The walk along the lane was fairly quiet today – obviously lots of people had been up and down there already. A few Chaffinches were in the hedges. There were still several butterflies out in the sunshine – Speckled Woods and Red Admirals. We had seen a single Southern Hawker among the trees in the car park at Lynford Arboretum over lunch, but most of the dragonflies out today were Common Darters and Migrant Hawkers. While we were walking down the lane at Kelling a single Migrant Hawker landed on the brambles & nettles along the path, giving us a great opportunity to admire it up close.

P1090718Migrant Hawker – enjoying the sun along the lane at Kelling

Out on the water meadow, we could see the regular pair of Egyptian Geese and a smattering of duck – several Teal and three Shoveler, the latter with their heads down constantly in the water, feeding. A lone Curlew was probing in the grass on the edge. A Little Egret was fishing along the north side and a single Grey Heron sat preening in the sunshine in the reeds along the drainage channel on the Quags.

IMG_1130Stonechat – one of the males down at the water meadow

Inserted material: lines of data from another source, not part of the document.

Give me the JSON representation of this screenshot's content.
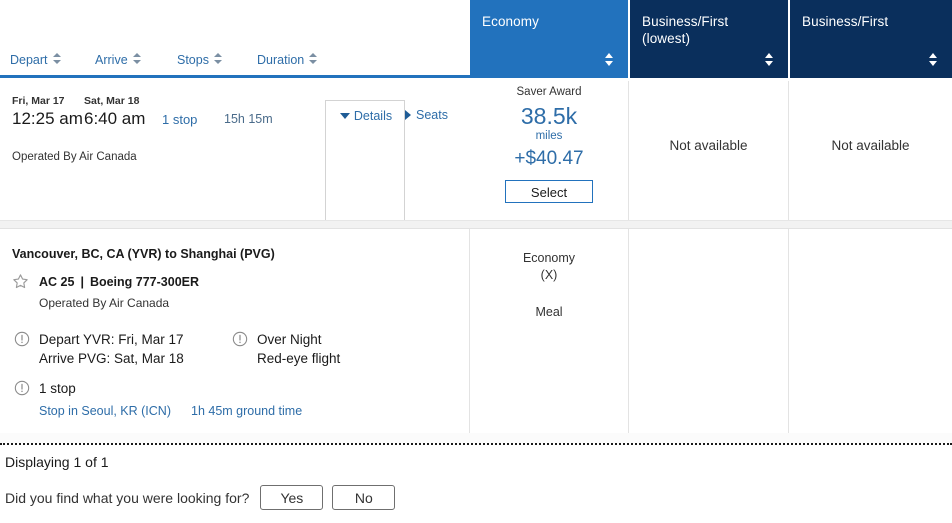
{
  "cabin_columns": [
    {
      "label": "Economy",
      "selected": true,
      "bg": "#2272bd"
    },
    {
      "label": "Business/First\n(lowest)",
      "line1": "Business/First",
      "line2": "(lowest)",
      "selected": false,
      "bg": "#0a2f5c"
    },
    {
      "label": "Business/First",
      "line1": "Business/First",
      "line2": "",
      "selected": false,
      "bg": "#0a2f5c"
    }
  ],
  "sort_bar": {
    "items": [
      {
        "label": "Depart"
      },
      {
        "label": "Arrive"
      },
      {
        "label": "Stops"
      },
      {
        "label": "Duration"
      }
    ]
  },
  "flight": {
    "depart_day": "Fri, Mar 17",
    "depart_time": "12:25 am",
    "arrive_day": "Sat, Mar 18",
    "arrive_time": "6:40 am",
    "stops": "1 stop",
    "duration": "15h 15m",
    "operated_by": "Operated By Air Canada",
    "details_label": "Details",
    "seats_label": "Seats"
  },
  "fares": {
    "economy": {
      "award_type": "Saver Award",
      "miles": "38.5k",
      "miles_unit": "miles",
      "cash": "+$40.47",
      "select_label": "Select"
    },
    "business_lowest": {
      "status": "Not available"
    },
    "business": {
      "status": "Not available"
    }
  },
  "details_panel": {
    "route": "Vancouver, BC, CA (YVR) to Shanghai (PVG)",
    "flight_number": "AC 25",
    "separator": "|",
    "equipment": "Boeing 777-300ER",
    "operated_by": "Operated By Air Canada",
    "depart_info": "Depart YVR: Fri, Mar 17",
    "arrive_info": "Arrive PVG: Sat, Mar 18",
    "overnight_title": "Over Night",
    "overnight_sub": "Red-eye flight",
    "stops_title": "1 stop",
    "stop_city": "Stop in Seoul, KR (ICN)",
    "ground_time": "1h 45m ground time",
    "cabin_name": "Economy",
    "booking_code": "(X)",
    "meal": "Meal"
  },
  "footer": {
    "displaying": "Displaying 1 of 1",
    "feedback_question": "Did you find what you were looking for?",
    "yes_label": "Yes",
    "no_label": "No"
  },
  "colors": {
    "accent_blue": "#2272bd",
    "dark_navy": "#0a2f5c",
    "link_blue": "#2e6da8"
  }
}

The Barred Warbler had been seen along the hedge between the path and the water meadow, but there had been no further sign of it for a couple of hours by the time we got there. With all the disturbance up and down the lane, it had presumably hidden itself in cover. A party of Stonechat were feeding around the Quags – at least four, two males and two females.  They were very active, flying back and forth between vantage points, dropping down to the ground after prey or flycatching up into the air. It was hard to keep up with them. There were also lots of Linnet and Goldfinch around the Quags.

P1090734Stonechat – a female perched on the dead thistle head along the lane

It was lovely down by the water meadow in the afternoon sunshine, so we stood for a while just in case the main target might show itself again. Lines of gulls were making their way west overhead, presumably heading off to roost, and a few Black-headed Gulls dropped in to bathe. Finally we were out of time and had to make our way back. A Great Spotted Woodpecker perched in the top of one of the fir trees back by the main road, calling, as we left.